Cryptojacking: cryptography in the service of the Devil

Posted on Sun 07 January 2018 in Information Security


Cryptojacking is about using the user’s device processor, with or without his consent, to mine cryptocurrency when visiting a given webpage which is not necessarily compromised but can do that on purpose. It starts instantly upon visiting a cryptocurrency mining webpage. In its most nefarious form, cryptojacking does not require permission or any other form of effort from the user to be run. In other words, cryptojacking consists in hijacking the user’s devices (computer, smartphone, tablet ...etc) to pilfer digital profit.


It all started on September 2017, when a company called Coinhive1 devised a mining component for the Monero (coin equivalent in Esperanto) cryptocurrency that a webpage can hide in a form of a JavaScript script that looks as follows:

<script src=""></script>
        var miner = new CoinHive.User('<site-key>', 'john-doe');

The motivation behind Coinhive’s product was to offer an alternative income stream for websites to ads which suffer from their own security pitfalls. This company offers a flexible JavaScript API to play with the mining component at will. Hence PirateBay is the first website used this API to raise funds2:

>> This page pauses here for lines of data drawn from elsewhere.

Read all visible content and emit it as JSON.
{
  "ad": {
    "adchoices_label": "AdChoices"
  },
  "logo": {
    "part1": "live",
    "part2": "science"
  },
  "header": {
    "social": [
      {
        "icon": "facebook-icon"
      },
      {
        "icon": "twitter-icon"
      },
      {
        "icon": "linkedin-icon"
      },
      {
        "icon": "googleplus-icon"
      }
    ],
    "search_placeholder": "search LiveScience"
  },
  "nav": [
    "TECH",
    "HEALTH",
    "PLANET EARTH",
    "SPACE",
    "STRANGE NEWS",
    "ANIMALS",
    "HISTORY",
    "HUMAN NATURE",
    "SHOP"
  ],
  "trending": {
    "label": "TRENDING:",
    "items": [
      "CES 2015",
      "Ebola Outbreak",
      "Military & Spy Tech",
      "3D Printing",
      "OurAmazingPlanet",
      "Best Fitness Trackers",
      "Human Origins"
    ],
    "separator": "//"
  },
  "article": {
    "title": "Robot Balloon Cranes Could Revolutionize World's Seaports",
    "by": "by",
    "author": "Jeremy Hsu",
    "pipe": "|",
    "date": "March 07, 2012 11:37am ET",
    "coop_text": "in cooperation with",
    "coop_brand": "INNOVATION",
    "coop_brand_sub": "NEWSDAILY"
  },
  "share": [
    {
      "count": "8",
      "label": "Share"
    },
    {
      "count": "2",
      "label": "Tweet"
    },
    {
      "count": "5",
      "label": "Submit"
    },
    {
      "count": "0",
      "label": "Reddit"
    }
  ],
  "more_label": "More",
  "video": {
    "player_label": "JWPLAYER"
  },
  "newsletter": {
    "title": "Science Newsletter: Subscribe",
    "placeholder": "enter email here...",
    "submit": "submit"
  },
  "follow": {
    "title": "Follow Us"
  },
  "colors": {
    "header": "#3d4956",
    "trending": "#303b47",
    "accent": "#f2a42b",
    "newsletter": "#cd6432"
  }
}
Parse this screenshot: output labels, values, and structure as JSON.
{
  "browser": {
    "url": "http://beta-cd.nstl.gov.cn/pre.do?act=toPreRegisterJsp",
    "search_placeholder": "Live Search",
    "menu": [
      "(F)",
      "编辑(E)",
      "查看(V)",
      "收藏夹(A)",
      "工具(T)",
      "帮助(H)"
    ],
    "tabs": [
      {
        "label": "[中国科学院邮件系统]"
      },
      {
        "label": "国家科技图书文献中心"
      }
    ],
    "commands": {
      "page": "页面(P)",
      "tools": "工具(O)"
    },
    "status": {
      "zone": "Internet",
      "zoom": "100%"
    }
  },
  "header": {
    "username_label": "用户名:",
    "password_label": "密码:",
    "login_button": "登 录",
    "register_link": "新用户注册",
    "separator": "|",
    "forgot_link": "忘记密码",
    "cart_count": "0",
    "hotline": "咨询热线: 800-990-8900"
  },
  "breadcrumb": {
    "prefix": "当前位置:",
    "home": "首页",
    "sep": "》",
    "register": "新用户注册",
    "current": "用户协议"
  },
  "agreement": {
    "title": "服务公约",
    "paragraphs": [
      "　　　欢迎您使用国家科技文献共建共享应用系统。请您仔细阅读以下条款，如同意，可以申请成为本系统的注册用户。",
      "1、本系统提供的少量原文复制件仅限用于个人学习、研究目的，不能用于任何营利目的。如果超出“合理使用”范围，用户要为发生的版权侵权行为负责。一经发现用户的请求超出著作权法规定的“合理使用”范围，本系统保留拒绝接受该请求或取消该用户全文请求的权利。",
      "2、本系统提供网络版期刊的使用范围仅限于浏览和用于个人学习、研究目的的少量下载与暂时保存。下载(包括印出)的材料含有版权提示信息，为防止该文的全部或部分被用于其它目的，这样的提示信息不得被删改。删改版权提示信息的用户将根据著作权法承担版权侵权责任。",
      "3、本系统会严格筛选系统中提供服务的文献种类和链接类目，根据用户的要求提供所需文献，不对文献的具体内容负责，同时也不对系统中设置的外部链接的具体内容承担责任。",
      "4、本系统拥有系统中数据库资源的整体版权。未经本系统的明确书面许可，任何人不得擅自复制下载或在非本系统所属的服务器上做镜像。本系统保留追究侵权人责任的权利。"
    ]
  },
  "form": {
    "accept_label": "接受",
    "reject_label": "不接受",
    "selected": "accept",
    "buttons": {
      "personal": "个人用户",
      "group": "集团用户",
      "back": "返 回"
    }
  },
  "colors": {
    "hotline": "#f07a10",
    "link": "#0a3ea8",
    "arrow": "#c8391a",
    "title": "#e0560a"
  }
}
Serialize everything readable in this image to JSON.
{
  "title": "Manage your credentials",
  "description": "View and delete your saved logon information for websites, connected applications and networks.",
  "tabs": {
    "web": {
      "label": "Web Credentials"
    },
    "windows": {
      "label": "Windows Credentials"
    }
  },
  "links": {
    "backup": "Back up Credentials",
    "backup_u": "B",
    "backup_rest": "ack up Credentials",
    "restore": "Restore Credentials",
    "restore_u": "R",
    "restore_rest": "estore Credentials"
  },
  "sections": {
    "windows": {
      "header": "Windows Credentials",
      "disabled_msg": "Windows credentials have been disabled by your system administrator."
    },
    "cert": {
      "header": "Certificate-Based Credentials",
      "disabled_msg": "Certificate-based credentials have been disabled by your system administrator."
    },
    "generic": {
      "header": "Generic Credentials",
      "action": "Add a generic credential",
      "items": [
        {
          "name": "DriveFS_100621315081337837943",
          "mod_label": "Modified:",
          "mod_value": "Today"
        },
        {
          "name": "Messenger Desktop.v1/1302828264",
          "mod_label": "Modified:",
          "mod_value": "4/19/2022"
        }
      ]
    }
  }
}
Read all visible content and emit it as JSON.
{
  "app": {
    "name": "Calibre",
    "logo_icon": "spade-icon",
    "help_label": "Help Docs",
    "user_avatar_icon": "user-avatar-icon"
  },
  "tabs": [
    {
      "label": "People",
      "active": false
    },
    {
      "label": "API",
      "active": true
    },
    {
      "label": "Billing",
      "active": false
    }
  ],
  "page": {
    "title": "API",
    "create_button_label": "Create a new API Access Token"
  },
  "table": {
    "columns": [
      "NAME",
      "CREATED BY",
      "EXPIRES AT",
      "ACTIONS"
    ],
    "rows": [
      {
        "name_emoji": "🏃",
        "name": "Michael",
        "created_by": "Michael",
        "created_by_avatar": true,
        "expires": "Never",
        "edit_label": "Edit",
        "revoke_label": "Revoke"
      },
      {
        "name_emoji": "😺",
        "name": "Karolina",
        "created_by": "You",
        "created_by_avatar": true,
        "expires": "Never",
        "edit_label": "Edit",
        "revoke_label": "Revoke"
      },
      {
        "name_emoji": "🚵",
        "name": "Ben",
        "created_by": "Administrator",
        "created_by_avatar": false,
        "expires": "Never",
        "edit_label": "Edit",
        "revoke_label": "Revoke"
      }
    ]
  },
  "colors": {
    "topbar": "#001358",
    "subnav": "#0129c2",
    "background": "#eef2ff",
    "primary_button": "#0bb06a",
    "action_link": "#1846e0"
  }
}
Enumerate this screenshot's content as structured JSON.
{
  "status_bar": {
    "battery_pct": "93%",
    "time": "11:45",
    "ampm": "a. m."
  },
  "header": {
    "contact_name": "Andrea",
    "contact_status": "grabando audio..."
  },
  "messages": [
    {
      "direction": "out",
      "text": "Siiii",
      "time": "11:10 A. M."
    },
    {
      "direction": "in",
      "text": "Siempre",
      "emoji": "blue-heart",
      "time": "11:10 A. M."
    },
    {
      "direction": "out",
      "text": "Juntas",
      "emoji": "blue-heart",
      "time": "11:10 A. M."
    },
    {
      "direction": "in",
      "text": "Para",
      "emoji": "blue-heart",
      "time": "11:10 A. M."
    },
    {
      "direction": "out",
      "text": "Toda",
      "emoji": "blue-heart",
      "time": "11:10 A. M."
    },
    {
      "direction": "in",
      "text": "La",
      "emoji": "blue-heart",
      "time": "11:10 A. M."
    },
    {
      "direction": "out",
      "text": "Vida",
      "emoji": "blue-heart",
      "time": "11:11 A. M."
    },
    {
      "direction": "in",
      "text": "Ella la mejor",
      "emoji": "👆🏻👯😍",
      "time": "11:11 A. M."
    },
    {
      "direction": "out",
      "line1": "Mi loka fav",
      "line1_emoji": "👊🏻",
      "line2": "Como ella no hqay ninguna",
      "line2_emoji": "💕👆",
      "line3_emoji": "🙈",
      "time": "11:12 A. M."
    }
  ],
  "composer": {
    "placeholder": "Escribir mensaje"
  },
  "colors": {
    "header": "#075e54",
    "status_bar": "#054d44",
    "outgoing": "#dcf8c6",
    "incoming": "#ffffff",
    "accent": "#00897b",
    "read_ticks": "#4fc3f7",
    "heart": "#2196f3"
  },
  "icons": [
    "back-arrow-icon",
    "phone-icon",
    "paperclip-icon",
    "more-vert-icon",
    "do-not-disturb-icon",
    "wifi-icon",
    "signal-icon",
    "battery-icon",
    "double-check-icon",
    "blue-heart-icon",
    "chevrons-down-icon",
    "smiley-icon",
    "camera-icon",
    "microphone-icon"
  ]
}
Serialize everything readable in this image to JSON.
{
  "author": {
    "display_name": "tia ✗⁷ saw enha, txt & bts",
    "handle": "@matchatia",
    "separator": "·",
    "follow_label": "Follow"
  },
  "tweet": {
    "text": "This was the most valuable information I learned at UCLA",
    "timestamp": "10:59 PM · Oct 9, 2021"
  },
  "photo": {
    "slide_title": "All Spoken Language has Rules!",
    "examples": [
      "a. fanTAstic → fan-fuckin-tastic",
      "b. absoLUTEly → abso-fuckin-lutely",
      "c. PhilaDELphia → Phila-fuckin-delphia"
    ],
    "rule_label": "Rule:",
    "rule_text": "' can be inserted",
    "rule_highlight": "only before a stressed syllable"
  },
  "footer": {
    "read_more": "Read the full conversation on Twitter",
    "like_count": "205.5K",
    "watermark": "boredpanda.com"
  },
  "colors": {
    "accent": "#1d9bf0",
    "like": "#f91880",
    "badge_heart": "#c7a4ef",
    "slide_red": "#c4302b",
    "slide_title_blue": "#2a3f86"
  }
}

As you may have noticed we are testing a Monero javascript miner. 
This is only a test. We really want to get rid of all the ads. But we also need enough money to keep the site running.
Let us know what you think in the comments. Do you want ads or do you want to give away a few of your CPU cycles every time you visit the site?

Personally, I see such an approach equivalent to when you ask someone the permission to rape him. That said, I remember I read somewhere else that most PirateBay users accepted an in-browser mining to reduce adds. And since that, copycats have been cropping up to claim funds raising or reducing adds. Nefarious attackers can mine digital money for themselves by compromising a given website to take advantage of its traffic3. There is even a Google Chrome extension4 which is removed from the Web Store for mining cryptocurrency in the background without the knowledge and consent of its users.


To prevent spamming activities, website provide a challenge response test in the form of CAPTCHA to be solve by the visitor to check if that is a human or a machine. But nowadays, most probably you have already encountered a website which relies on the proof of work CAPCHA. The concept of POW CAPTCHA5 consists in forcing your CPU to solve a mathematical puzzle in the form of a hashing algorithm for the Monero Blockchain.

This is how POW CAPTCHA looks like:


While this technique makes your surfing easier and flatters your laziness in that you do not need to solve the CAPTCHA manually by yourself, you pay the website by letting it exploit your CPU and raise your electrical bills. Of course, depending on the speed and power of your machine, you may wait more or less than other visitors to be able to surf on the website in question.


This technique is more insidious than the most common malicious JavaScript attacks such as drive-by download ones which often lead to sneak nefarious software into the user’s machine. In practice, cryptojacking is mostly intentional and secretive.

Running several cryptojacked webpages may have dramatic consequences emanating from an overwhelmed machine’s processor: that can range from interrupted work to damaging the hardware (as it is the case with the infamous Android trojan called Loapi6) passing by data loss or a glitch in an organization's network. There is a simpler yet effective impact to frequently land on cryptojacking webpages: that will increase your electric bills as the CPU of your machine is “forced” to work more.


Ad blockers can protect against cryptojacking. There is an extension called No Coin for the Google Chrome users. The last version of Opera (50)7 ships with a built-in cryptojacking blocker. It is worth to mention that as soon as the user closes the tab of the cryptojacking webpage, the CPU cycles inherent to it and used for mining are freed (but this may not always the case. Although lot of scanners already block Coinhive cryptojacking and categorize it as malware, attackers can always find a way to circumvent them (using obfuscated code, for instance) or by  hosting their own mining intermediary for JavaScript components to call back to.


POW CAPTCHA will prevent spamming activities because these later ones are done rather by computer botnet8, so the attacker does not worry about how much CPU power is taken from the machines under his control. On the other hand, cryptojacking compromises the browsing user experience, and maybe one day everybody will have to buy a more expensive computer in order to surf on the Internet, or have to pay more electrical bills to read news online instead of paying for the conventional membership. Definitely, given our nature as humans, cryptojacking may be a source to nourish inequality among Internet consumers.